The Warriors is one of the those films that I don’t know why I was aware of it but it’s always just been there on the edge of consciousness though I didn’t really know anything of the story.
That story follows the titular group of young, Coney Island based, street-toughs in 1970s New York following a meeting of all the gangs in the north Bronx (for anyone not aware of the city’s geography that’s two places about as far apart as it’s possible to get within the Five Boroughs) as they fight their way back across the city over the course of a night while the other gangs hunt them down as chief suspects in a gangland murder.
While the story is far from the most in-depth ever committed to celluloid, and the acting is similarly basic, it is, as with much cult cinema, the energy of the film that really carries it along.
Presented in rather episodic style each section sees The Warriors encounter a different gang, roughly divided by stops on the New York train system, each of whom has their own distinctive look and style.
These looks balance on the edge of the ridiculous (such as The Punks who look more like Dexys Midnight Runners circa Come On Eileen than The Ramones) but in some cases have become strangely iconic for reasons I’m still not sure of (The Baseball Furies with their matching baseball uniforms and coloured face paint for example).
A lot of this, as well as some nice synth flourishes on the soundtrack, makes it somewhat like a less dark or meaningful A Clockwork Orange.
While a lot about the film is fairly basic, it’s gritty 70s aesthetic really adds to the atmosphere.
This is aided by the archetypal characters and the sense that everyone knows this isn’t quite real life, along with the action sequences which are refreshingly simple and free of the impression that everyone is an MMA experts like in many modern movies.
Along with this it resists the potential urge to be too self exploratory, keeping it to a brisk 90 minutes of raucous fun.

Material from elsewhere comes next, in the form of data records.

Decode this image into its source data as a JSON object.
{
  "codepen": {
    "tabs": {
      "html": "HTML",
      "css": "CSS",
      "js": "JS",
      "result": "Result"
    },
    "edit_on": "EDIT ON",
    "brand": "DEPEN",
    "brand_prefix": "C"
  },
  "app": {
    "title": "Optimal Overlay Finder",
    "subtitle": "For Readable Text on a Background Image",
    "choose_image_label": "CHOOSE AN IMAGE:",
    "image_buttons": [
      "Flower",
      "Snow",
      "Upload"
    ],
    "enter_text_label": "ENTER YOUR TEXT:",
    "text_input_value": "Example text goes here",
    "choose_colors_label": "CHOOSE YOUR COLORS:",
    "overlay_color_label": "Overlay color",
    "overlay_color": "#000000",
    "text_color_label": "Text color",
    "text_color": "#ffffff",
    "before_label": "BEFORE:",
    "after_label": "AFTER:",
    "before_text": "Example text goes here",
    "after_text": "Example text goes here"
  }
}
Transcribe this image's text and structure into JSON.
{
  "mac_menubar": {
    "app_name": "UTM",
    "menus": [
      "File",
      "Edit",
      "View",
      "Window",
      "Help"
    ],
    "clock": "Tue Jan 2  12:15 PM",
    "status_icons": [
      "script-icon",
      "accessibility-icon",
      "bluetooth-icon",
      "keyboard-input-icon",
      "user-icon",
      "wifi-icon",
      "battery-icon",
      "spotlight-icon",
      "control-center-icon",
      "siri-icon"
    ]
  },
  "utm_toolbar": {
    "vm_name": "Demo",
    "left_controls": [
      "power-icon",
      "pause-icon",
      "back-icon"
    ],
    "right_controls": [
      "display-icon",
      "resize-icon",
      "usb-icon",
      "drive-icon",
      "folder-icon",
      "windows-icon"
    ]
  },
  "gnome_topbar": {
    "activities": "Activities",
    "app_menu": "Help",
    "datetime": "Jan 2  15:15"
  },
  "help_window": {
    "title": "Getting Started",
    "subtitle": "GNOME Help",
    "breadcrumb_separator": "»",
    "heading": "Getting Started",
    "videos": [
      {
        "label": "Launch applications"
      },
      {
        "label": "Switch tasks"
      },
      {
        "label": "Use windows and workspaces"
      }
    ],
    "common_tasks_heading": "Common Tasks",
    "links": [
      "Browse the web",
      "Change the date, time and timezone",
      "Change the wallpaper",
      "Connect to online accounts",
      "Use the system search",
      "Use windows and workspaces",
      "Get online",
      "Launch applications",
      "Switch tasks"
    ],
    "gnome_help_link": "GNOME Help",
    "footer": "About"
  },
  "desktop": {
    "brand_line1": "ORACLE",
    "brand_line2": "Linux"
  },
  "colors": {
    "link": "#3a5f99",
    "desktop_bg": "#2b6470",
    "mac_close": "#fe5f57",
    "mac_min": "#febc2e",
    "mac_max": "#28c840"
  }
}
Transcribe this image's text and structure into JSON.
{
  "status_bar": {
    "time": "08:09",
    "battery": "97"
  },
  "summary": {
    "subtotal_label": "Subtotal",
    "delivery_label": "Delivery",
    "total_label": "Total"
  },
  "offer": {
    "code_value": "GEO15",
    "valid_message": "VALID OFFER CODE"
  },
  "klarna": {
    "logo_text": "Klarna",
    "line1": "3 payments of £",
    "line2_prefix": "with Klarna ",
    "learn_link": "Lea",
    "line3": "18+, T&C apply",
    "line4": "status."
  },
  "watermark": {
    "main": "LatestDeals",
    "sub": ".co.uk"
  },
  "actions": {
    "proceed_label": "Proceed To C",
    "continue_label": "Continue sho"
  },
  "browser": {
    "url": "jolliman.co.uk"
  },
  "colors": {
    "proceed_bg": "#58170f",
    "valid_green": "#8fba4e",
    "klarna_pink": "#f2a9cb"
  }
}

While watching it now means I may not have quite the connection to it I might have to other cult movies of its ilk, and it has a few problematic moments in its character portrayals, I could easily see how watching The Warriors as a teenager would make it one of those films that stays a favourite for life and quite how it’s gained the reputation it has.